The problems arise when we reference the outside world — parents, teachers, bosses, media — without checking in with our own values. Something may be great, but not for us, or not at the right time. Going ahead in spite of a conflicted inner voice tramples our values. That leaves us unhappy.
Like diet and exercise, knowing the values that make us happy day in and day out takes a lot of work. It’s not something we decide once and stay with for the rest of our lives. It takes discipline, awareness and occasional updating. But in this version, the nakedness is welcome.
Originally posted 9/19/09
What working mom wasn’t fascinated by Kim Clijsters’ beating Venus Williams last weekend? As for me, I said, “YES!” with such a feeling of vindication. Having felt guilty for a year and a half as a working mom in corporate America, it was so validating to see that a new mom can actually defy everyone’s expectations.
Later, I read an article in the New York Times http://www.nytimes.com/2009/09/15/nyregion/15bigcity.html?_r=1 that offered a very different perspective, and reminded me of one of the quiet battles that women face in corporate America today…the singles versus the marrieds. It’s hard for married women not to get frustrated at being sidelined once they have kids, considering that their newfound focus and efficiency makes them highly effective in the workplace. On the other hand, single women often get stuck cleaning up after the marrieds are gone for the day. After all, not everything important at work happens between nine and five.
How is it that after all the efforts made so that women can do and have whatever they want, we are still struggling to find our right balance? For me, it is in the power of focus. It doesn’t matter that Kim Clijsters had a child, or that Venus Williams hasn’t. What matters is that Kim Clijsters saw what she wanted and went after it. As a top seeded tennis player having a child, I can only imagine the gremlins in her head…”You’ll never get back in shape….You’ll never be on top again…”
Dreams don’t come true all at once; it’s a process. When we move forward with our dreams in spite of gremlins, each small victory along the way empowers us and propels us forward. Each small success convinces us that we are on the right track and brings us closer to being our most authentic self.
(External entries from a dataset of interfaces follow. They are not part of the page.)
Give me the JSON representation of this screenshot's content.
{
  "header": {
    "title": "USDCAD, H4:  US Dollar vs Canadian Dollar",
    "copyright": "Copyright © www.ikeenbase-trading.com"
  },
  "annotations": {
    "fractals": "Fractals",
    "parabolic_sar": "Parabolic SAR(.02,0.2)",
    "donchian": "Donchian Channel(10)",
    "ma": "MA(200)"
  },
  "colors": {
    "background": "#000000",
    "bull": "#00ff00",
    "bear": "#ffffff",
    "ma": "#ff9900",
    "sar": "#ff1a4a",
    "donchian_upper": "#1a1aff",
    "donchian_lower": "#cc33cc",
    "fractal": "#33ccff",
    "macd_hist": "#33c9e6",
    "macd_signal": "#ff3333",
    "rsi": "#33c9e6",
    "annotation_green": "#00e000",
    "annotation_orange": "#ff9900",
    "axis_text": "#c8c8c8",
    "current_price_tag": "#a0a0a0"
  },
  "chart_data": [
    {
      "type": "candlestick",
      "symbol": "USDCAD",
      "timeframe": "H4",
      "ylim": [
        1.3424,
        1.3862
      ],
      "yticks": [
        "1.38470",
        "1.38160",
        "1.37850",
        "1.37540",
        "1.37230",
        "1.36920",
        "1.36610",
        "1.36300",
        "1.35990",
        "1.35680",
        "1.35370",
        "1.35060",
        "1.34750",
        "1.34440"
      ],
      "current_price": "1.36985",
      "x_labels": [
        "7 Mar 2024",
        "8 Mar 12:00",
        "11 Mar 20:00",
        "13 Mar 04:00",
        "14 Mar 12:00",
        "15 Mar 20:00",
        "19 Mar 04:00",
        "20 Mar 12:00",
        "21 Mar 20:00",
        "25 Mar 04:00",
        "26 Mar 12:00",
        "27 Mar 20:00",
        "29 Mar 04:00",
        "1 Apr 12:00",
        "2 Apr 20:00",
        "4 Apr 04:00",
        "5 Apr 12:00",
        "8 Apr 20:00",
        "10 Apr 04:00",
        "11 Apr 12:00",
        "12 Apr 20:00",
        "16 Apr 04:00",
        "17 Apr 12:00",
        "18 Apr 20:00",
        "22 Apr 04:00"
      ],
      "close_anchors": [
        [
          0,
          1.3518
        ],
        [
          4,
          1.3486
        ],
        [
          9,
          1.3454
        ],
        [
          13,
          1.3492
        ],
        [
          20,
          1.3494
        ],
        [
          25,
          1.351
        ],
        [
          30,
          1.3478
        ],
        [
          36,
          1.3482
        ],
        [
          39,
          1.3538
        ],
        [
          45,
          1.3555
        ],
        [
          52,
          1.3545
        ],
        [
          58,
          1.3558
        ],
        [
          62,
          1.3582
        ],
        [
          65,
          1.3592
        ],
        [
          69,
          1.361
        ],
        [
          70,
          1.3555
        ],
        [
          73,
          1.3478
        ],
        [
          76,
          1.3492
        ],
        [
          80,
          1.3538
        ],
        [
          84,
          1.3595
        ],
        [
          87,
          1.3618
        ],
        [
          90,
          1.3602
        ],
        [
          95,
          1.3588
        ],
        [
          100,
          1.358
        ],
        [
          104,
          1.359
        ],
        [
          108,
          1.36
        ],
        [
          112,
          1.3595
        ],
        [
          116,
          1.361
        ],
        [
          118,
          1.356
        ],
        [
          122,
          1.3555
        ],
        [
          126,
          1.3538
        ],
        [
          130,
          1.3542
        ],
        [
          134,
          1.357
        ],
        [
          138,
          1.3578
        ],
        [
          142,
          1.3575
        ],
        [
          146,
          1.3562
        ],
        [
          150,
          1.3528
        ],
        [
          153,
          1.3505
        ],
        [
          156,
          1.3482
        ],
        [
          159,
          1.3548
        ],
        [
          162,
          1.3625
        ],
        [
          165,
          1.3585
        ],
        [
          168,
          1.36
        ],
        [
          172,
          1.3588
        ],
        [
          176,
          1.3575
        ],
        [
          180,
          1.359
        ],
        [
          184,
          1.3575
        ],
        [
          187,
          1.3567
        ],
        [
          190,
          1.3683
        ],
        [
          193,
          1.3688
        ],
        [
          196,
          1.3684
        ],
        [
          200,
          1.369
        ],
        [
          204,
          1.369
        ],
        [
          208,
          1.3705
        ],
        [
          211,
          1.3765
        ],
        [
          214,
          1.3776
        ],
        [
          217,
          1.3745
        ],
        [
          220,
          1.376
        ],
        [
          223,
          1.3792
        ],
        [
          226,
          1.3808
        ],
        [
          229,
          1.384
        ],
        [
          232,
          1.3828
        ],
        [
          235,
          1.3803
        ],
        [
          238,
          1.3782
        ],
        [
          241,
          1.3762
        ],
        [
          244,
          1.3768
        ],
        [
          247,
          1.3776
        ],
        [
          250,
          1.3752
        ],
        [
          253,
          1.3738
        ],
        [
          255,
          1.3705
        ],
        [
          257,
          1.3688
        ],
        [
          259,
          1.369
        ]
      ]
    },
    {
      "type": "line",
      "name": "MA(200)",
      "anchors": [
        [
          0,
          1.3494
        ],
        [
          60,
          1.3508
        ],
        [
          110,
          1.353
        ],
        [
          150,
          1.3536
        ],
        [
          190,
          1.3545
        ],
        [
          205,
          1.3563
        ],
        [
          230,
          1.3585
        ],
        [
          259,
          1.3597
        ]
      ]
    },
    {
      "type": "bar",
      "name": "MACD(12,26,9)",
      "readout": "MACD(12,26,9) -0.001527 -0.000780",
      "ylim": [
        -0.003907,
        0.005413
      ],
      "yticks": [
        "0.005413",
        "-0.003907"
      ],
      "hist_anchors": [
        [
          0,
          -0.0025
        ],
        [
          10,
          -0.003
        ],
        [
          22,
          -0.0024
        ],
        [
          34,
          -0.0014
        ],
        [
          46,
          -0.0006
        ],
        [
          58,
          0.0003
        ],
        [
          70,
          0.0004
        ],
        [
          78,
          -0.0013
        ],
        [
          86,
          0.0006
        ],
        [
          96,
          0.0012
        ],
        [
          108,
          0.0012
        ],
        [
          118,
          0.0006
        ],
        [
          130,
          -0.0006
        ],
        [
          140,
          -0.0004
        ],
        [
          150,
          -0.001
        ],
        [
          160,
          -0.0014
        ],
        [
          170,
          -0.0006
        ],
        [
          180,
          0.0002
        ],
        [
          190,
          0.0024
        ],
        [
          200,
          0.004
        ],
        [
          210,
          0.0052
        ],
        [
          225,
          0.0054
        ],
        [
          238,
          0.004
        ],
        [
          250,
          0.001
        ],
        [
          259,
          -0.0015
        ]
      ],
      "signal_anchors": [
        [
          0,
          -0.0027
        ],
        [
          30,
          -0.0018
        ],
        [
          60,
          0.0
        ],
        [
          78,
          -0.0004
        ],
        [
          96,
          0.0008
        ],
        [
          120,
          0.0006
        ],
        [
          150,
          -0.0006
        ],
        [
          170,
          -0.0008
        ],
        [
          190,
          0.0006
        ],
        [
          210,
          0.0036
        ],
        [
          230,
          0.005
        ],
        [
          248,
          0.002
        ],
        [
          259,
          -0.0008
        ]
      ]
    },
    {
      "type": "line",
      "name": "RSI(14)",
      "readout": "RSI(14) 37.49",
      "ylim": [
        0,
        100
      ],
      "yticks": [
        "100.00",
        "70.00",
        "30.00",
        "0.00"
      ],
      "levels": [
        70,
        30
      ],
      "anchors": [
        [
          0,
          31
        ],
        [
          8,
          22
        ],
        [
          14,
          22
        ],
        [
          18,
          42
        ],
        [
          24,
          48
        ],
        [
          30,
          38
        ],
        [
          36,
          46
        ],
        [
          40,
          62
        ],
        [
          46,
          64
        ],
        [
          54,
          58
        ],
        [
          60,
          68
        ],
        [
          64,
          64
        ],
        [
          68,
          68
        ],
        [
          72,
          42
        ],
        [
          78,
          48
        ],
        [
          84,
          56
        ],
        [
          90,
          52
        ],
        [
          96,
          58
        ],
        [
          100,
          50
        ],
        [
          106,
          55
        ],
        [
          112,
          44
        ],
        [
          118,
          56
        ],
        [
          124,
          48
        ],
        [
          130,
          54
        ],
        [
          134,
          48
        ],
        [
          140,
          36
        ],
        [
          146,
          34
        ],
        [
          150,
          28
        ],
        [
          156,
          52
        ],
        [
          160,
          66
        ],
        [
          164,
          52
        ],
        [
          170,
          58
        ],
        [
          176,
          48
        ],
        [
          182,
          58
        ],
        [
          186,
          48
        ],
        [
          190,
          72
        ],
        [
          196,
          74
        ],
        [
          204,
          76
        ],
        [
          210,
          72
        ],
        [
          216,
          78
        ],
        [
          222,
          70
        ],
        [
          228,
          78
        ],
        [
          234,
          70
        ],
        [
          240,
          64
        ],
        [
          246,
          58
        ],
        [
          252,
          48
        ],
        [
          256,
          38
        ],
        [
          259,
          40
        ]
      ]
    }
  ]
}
From that place, it’s easy to live and let live; to be OK with others’ having the things they have, and to support them in pursuit of their own dreams. We all gotta be ourselves.